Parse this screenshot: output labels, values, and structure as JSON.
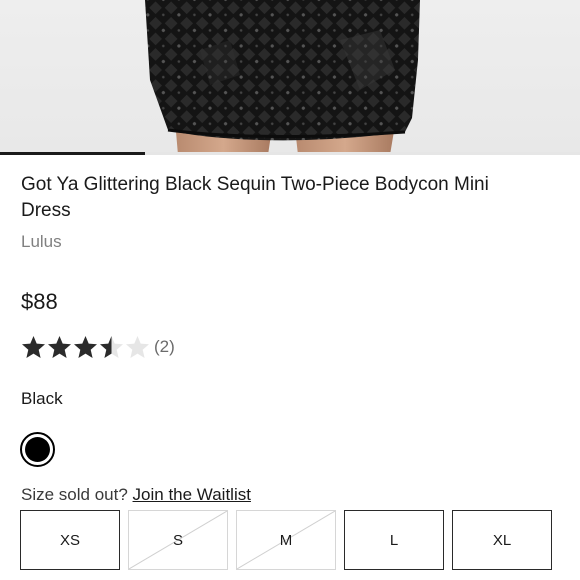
{
  "carousel": {
    "image_alt": "Black sequin mini skirt on model",
    "progress_fraction": 0.25
  },
  "product": {
    "title": "Got Ya Glittering Black Sequin Two-Piece Bodycon Mini Dress",
    "brand": "Lulus",
    "price": "$88",
    "rating": 3.5,
    "rating_max": 5,
    "review_count": "(2)"
  },
  "color": {
    "selected_label": "Black",
    "swatches": [
      {
        "name": "Black",
        "hex": "#000000",
        "selected": true
      }
    ]
  },
  "size": {
    "prompt": "Size sold out?",
    "waitlist_link": "Join the Waitlist",
    "options": [
      {
        "label": "XS",
        "sold_out": false
      },
      {
        "label": "S",
        "sold_out": true
      },
      {
        "label": "M",
        "sold_out": true
      },
      {
        "label": "L",
        "sold_out": false
      },
      {
        "label": "XL",
        "sold_out": false
      }
    ]
  },
  "colors": {
    "star_filled": "#2b2b2b",
    "star_empty": "#e6e6e6",
    "progress": "#1a1a1a"
  }
}
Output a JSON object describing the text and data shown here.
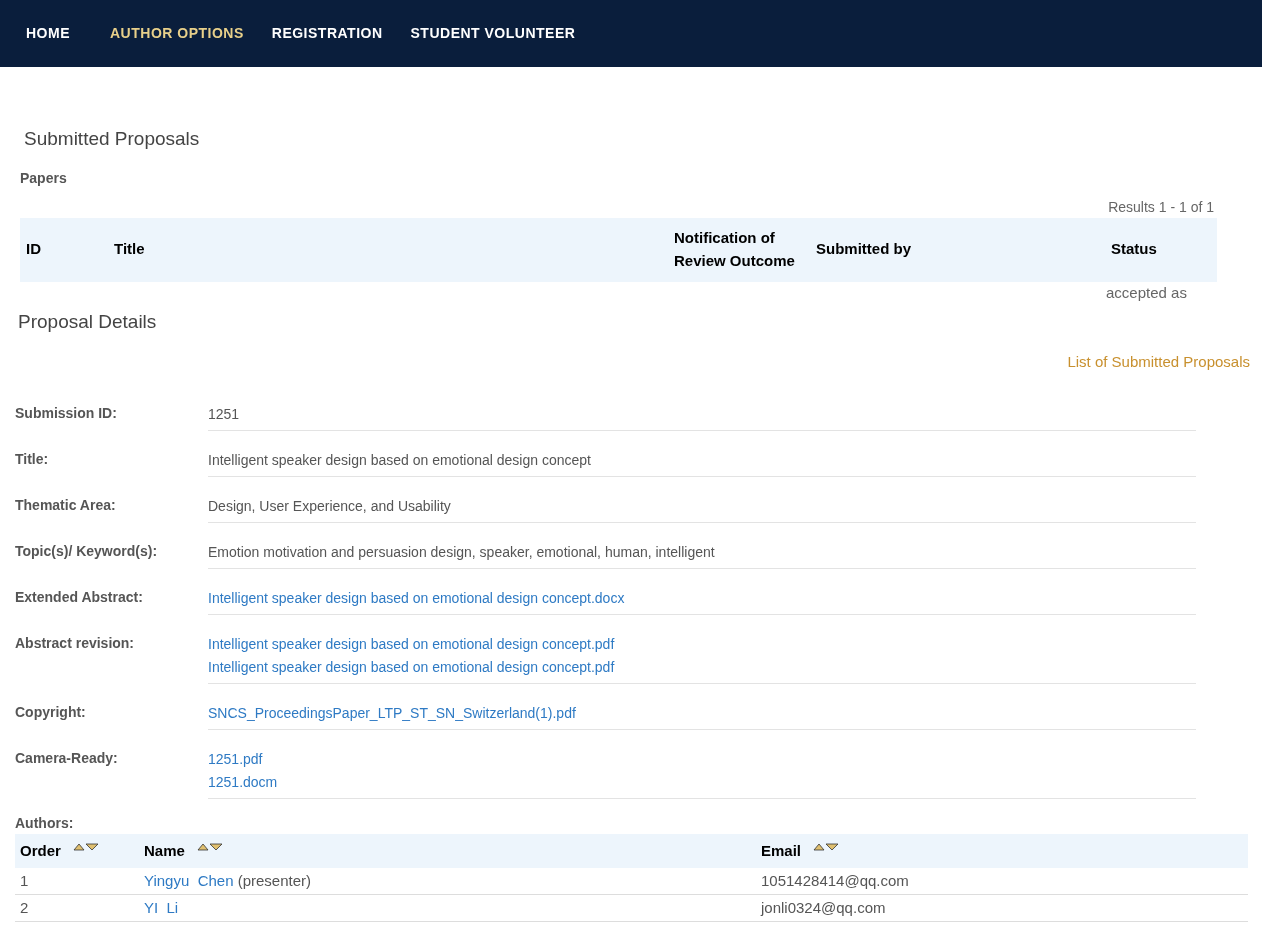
{
  "nav": [
    {
      "label": "HOME",
      "selected": false
    },
    {
      "label": "AUTHOR OPTIONS",
      "selected": true
    },
    {
      "label": "REGISTRATION",
      "selected": false
    },
    {
      "label": "STUDENT VOLUNTEER",
      "selected": false
    }
  ],
  "page_title": "Submitted Proposals",
  "section": "Papers",
  "results": "Results 1 - 1 of 1",
  "papers_table": {
    "columns": [
      "ID",
      "Title",
      "Notification of Review Outcome",
      "Submitted by",
      "Status"
    ],
    "status_text": "accepted as"
  },
  "details_title": "Proposal Details",
  "back_link": "List of Submitted Proposals",
  "details": [
    {
      "label": "Submission ID:",
      "values": [
        {
          "kind": "text",
          "text": "1251"
        }
      ]
    },
    {
      "label": "Title:",
      "values": [
        {
          "kind": "text",
          "text": "Intelligent speaker design based on emotional design concept"
        }
      ]
    },
    {
      "label": "Thematic Area:",
      "values": [
        {
          "kind": "text",
          "text": "Design, User Experience, and Usability"
        }
      ]
    },
    {
      "label": "Topic(s)/ Keyword(s):",
      "values": [
        {
          "kind": "text",
          "text": "Emotion motivation and persuasion design, speaker, emotional, human, intelligent"
        }
      ]
    },
    {
      "label": "Extended Abstract:",
      "values": [
        {
          "kind": "link",
          "text": "Intelligent speaker design based on emotional design concept.docx"
        }
      ]
    },
    {
      "label": "Abstract revision:",
      "values": [
        {
          "kind": "link",
          "text": "Intelligent speaker design based on emotional design concept.pdf"
        },
        {
          "kind": "link",
          "text": "Intelligent speaker design based on emotional design concept.pdf"
        }
      ]
    },
    {
      "label": "Copyright:",
      "values": [
        {
          "kind": "link",
          "text": "SNCS_ProceedingsPaper_LTP_ST_SN_Switzerland(1).pdf"
        }
      ]
    },
    {
      "label": "Camera-Ready:",
      "values": [
        {
          "kind": "link",
          "text": "1251.pdf"
        },
        {
          "kind": "link",
          "text": "1251.docm"
        }
      ]
    }
  ],
  "authors_label": "Authors:",
  "authors": {
    "columns": [
      "Order",
      "Name",
      "Email"
    ],
    "rows": [
      {
        "order": "1",
        "name": "Yingyu  Chen",
        "note": "(presenter)",
        "email": "1051428414@qq.com"
      },
      {
        "order": "2",
        "name": "YI  Li",
        "email": "jonli0324@qq.com"
      }
    ]
  }
}
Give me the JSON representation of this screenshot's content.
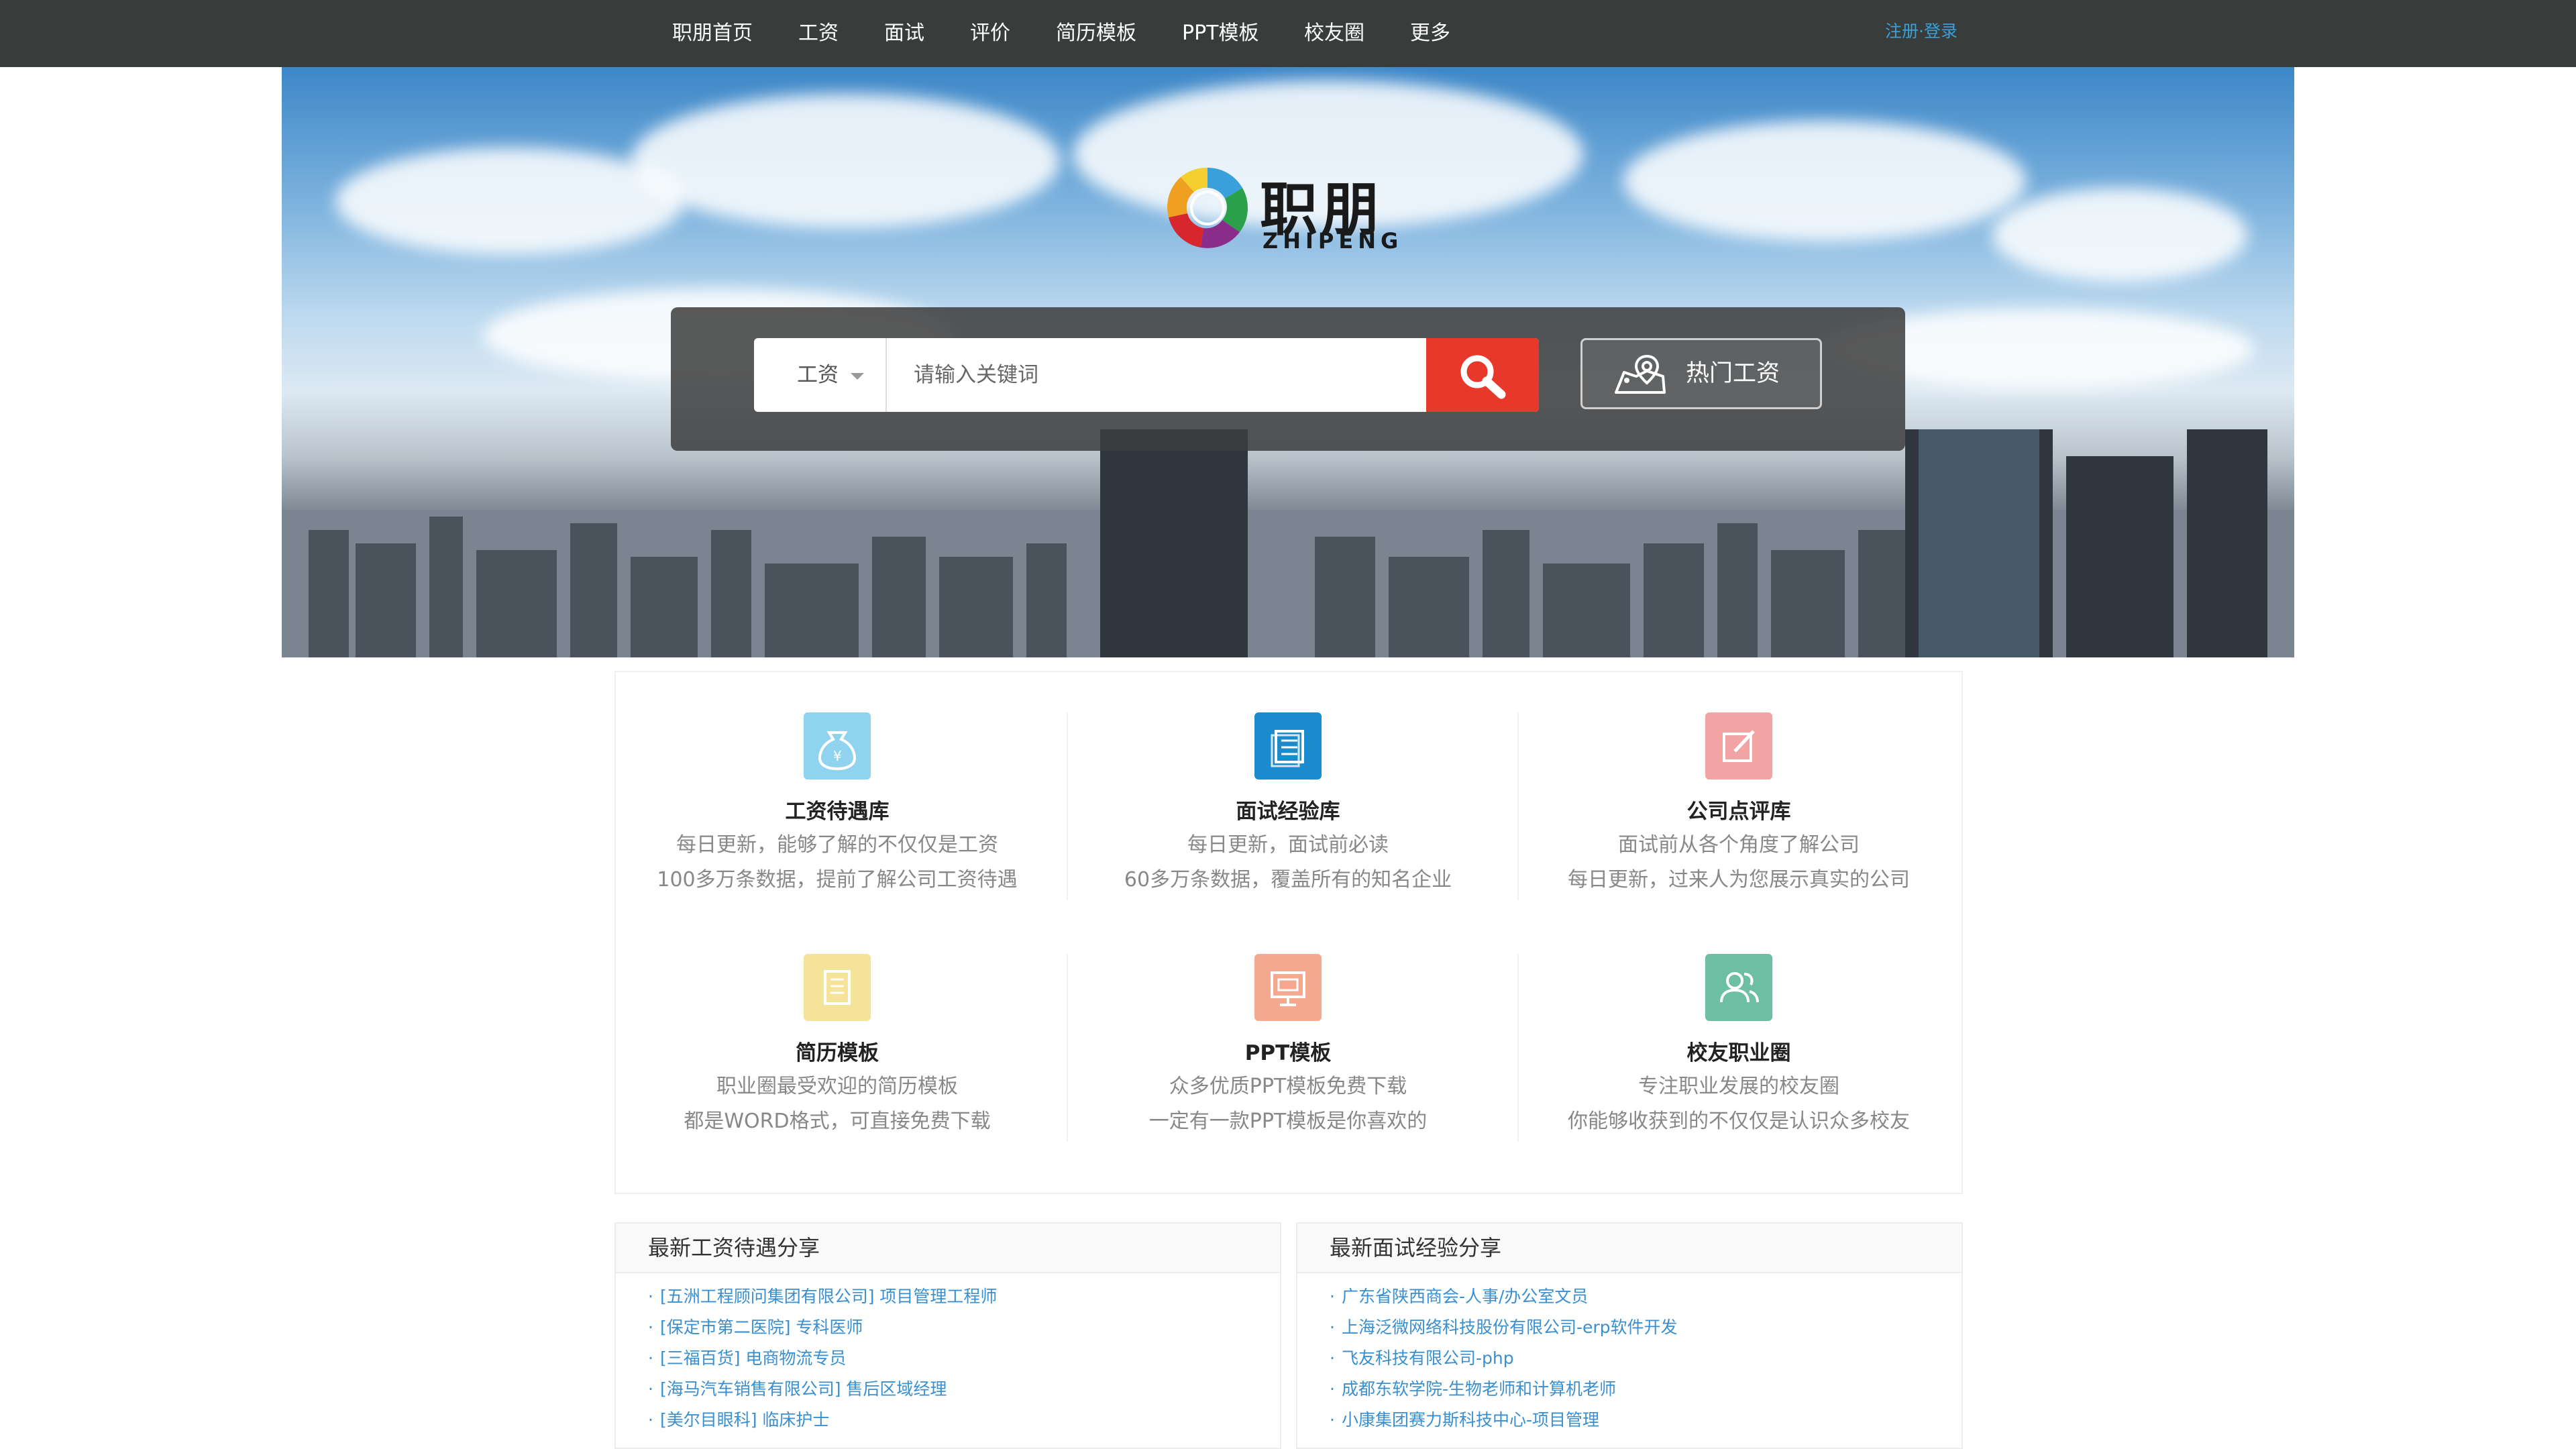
{
  "nav": {
    "items": [
      "职朋首页",
      "工资",
      "面试",
      "评价",
      "简历模板",
      "PPT模板",
      "校友圈",
      "更多"
    ],
    "auth": "注册·登录"
  },
  "hero": {
    "logo_text": "职朋",
    "logo_sub": "ZHIPENG",
    "search": {
      "category": "工资",
      "placeholder": "请输入关键词",
      "hot_label": "热门工资"
    }
  },
  "features": [
    {
      "icon": "money-bag-icon",
      "color": "#8fd3ee",
      "title": "工资待遇库",
      "line1": "每日更新，能够了解的不仅仅是工资",
      "line2": "100多万条数据，提前了解公司工资待遇"
    },
    {
      "icon": "document-stack-icon",
      "color": "#1a8ccd",
      "title": "面试经验库",
      "line1": "每日更新，面试前必读",
      "line2": "60多万条数据，覆盖所有的知名企业"
    },
    {
      "icon": "edit-note-icon",
      "color": "#f2a3a3",
      "title": "公司点评库",
      "line1": "面试前从各个角度了解公司",
      "line2": "每日更新，过来人为您展示真实的公司"
    },
    {
      "icon": "resume-icon",
      "color": "#f5e39a",
      "title": "简历模板",
      "line1": "职业圈最受欢迎的简历模板",
      "line2": "都是WORD格式，可直接免费下载"
    },
    {
      "icon": "presentation-icon",
      "color": "#f4a98f",
      "title": "PPT模板",
      "line1": "众多优质PPT模板免费下载",
      "line2": "一定有一款PPT模板是你喜欢的"
    },
    {
      "icon": "users-icon",
      "color": "#6dbfa4",
      "title": "校友职业圈",
      "line1": "专注职业发展的校友圈",
      "line2": "你能够收获到的不仅仅是认识众多校友"
    }
  ],
  "salary_panel": {
    "title": "最新工资待遇分享",
    "items": [
      "[五洲工程顾问集团有限公司] 项目管理工程师",
      "[保定市第二医院] 专科医师",
      "[三福百货] 电商物流专员",
      "[海马汽车销售有限公司] 售后区域经理",
      "[美尔目眼科] 临床护士"
    ]
  },
  "interview_panel": {
    "title": "最新面试经验分享",
    "items": [
      "广东省陕西商会-人事/办公室文员",
      "上海泛微网络科技股份有限公司-erp软件开发",
      "飞友科技有限公司-php",
      "成都东软学院-生物老师和计算机老师",
      "小康集团赛力斯科技中心-项目管理"
    ]
  },
  "colors": {
    "nav_bg": "#383c3a",
    "accent_red": "#e8382c",
    "link_blue": "#3a8fd0"
  }
}
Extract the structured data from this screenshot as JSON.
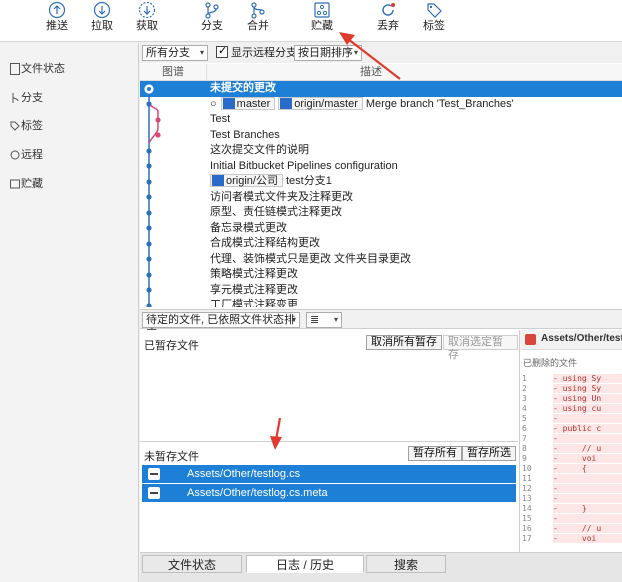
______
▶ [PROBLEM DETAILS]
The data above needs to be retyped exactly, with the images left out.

▶ [YOUR RESPONSE]
Parse this screenshot: output labels, values, and structure as JSON.
{
  "carousel": {
    "image_alt": "Black sequin mini skirt on model",
    "progress_fraction": 0.25
  },
  "product": {
    "title": "Got Ya Glittering Black Sequin Two-Piece Bodycon Mini Dress",
    "brand": "Lulus",
    "price": "$88",
    "rating": 3.5,
    "rating_max": 5,
    "review_count": "(2)"
  },
  "color": {
    "selected_label": "Black",
    "swatches": [
      {
        "name": "Black",
        "hex": "#000000",
        "selected": true
      }
    ]
  },
  "size": {
    "prompt": "Size sold out?",
    "waitlist_link": "Join the Waitlist",
    "options": [
      {
        "label": "XS",
        "sold_out": false
      },
      {
        "label": "S",
        "sold_out": true
      },
      {
        "label": "M",
        "sold_out": true
      },
      {
        "label": "L",
        "sold_out": false
      },
      {
        "label": "XL",
        "sold_out": false
      }
    ]
  },
  "colors": {
    "star_filled": "#2b2b2b",
    "star_empty": "#e6e6e6",
    "progress": "#1a1a1a"
  }
}
Output a JSON object describing the text and data shown here.
{
  "nav": [
    {
      "label": "HOME",
      "selected": false
    },
    {
      "label": "AUTHOR OPTIONS",
      "selected": true
    },
    {
      "label": "REGISTRATION",
      "selected": false
    },
    {
      "label": "STUDENT VOLUNTEER",
      "selected": false
    }
  ],
  "page_title": "Submitted Proposals",
  "section": "Papers",
  "results": "Results 1 - 1 of 1",
  "papers_table": {
    "columns": [
      "ID",
      "Title",
      "Notification of Review Outcome",
      "Submitted by",
      "Status"
    ],
    "status_text": "accepted as"
  },
  "details_title": "Proposal Details",
  "back_link": "List of Submitted Proposals",
  "details": [
    {
      "label": "Submission ID:",
      "values": [
        {
          "kind": "text",
          "text": "1251"
        }
      ]
    },
    {
      "label": "Title:",
      "values": [
        {
          "kind": "text",
          "text": "Intelligent speaker design based on emotional design concept"
        }
      ]
    },
    {
      "label": "Thematic Area:",
      "values": [
        {
          "kind": "text",
          "text": "Design, User Experience, and Usability"
        }
      ]
    },
    {
      "label": "Topic(s)/ Keyword(s):",
      "values": [
        {
          "kind": "text",
          "text": "Emotion motivation and persuasion design, speaker, emotional, human, intelligent"
        }
      ]
    },
    {
      "label": "Extended Abstract:",
      "values": [
        {
          "kind": "link",
          "text": "Intelligent speaker design based on emotional design concept.docx"
        }
      ]
    },
    {
      "label": "Abstract revision:",
      "values": [
        {
          "kind": "link",
          "text": "Intelligent speaker design based on emotional design concept.pdf"
        },
        {
          "kind": "link",
          "text": "Intelligent speaker design based on emotional design concept.pdf"
        }
      ]
    },
    {
      "label": "Copyright:",
      "values": [
        {
          "kind": "link",
          "text": "SNCS_ProceedingsPaper_LTP_ST_SN_Switzerland(1).pdf"
        }
      ]
    },
    {
      "label": "Camera-Ready:",
      "values": [
        {
          "kind": "link",
          "text": "1251.pdf"
        },
        {
          "kind": "link",
          "text": "1251.docm"
        }
      ]
    }
  ],
  "authors_label": "Authors:",
  "authors": {
    "columns": [
      "Order",
      "Name",
      "Email"
    ],
    "rows": [
      {
        "order": "1",
        "name": "Yingyu  Chen",
        "note": "(presenter)",
        "email": "1051428414@qq.com"
      },
      {
        "order": "2",
        "name": "YI  Li",
        "email": "jonli0324@qq.com"
      }
    ]
  }
}
Give me the JSON representation of this screenshot's content.
{
  "nav": {
    "items": [
      "职朋首页",
      "工资",
      "面试",
      "评价",
      "简历模板",
      "PPT模板",
      "校友圈",
      "更多"
    ],
    "auth": "注册·登录"
  },
  "hero": {
    "logo_text": "职朋",
    "logo_sub": "ZHIPENG",
    "search": {
      "category": "工资",
      "placeholder": "请输入关键词",
      "hot_label": "热门工资"
    }
  },
  "features": [
    {
      "icon": "money-bag-icon",
      "color": "#8fd3ee",
      "title": "工资待遇库",
      "line1": "每日更新，能够了解的不仅仅是工资",
      "line2": "100多万条数据，提前了解公司工资待遇"
    },
    {
      "icon": "document-stack-icon",
      "color": "#1a8ccd",
      "title": "面试经验库",
      "line1": "每日更新，面试前必读",
      "line2": "60多万条数据，覆盖所有的知名企业"
    },
    {
      "icon": "edit-note-icon",
      "color": "#f2a3a3",
      "title": "公司点评库",
      "line1": "面试前从各个角度了解公司",
      "line2": "每日更新，过来人为您展示真实的公司"
    },
    {
      "icon": "resume-icon",
      "color": "#f5e39a",
      "title": "简历模板",
      "line1": "职业圈最受欢迎的简历模板",
      "line2": "都是WORD格式，可直接免费下载"
    },
    {
      "icon": "presentation-icon",
      "color": "#f4a98f",
      "title": "PPT模板",
      "line1": "众多优质PPT模板免费下载",
      "line2": "一定有一款PPT模板是你喜欢的"
    },
    {
      "icon": "users-icon",
      "color": "#6dbfa4",
      "title": "校友职业圈",
      "line1": "专注职业发展的校友圈",
      "line2": "你能够收获到的不仅仅是认识众多校友"
    }
  ],
  "salary_panel": {
    "title": "最新工资待遇分享",
    "items": [
      "[五洲工程顾问集团有限公司] 项目管理工程师",
      "[保定市第二医院] 专科医师",
      "[三福百货] 电商物流专员",
      "[海马汽车销售有限公司] 售后区域经理",
      "[美尔目眼科] 临床护士"
    ]
  },
  "interview_panel": {
    "title": "最新面试经验分享",
    "items": [
      "广东省陕西商会-人事/办公室文员",
      "上海泛微网络科技股份有限公司-erp软件开发",
      "飞友科技有限公司-php",
      "成都东软学院-生物老师和计算机老师",
      "小康集团赛力斯科技中心-项目管理"
    ]
  },
  "colors": {
    "nav_bg": "#383c3a",
    "accent_red": "#e8382c",
    "link_blue": "#3a8fd0"
  }
}
Extract the structured data from this screenshot as JSON.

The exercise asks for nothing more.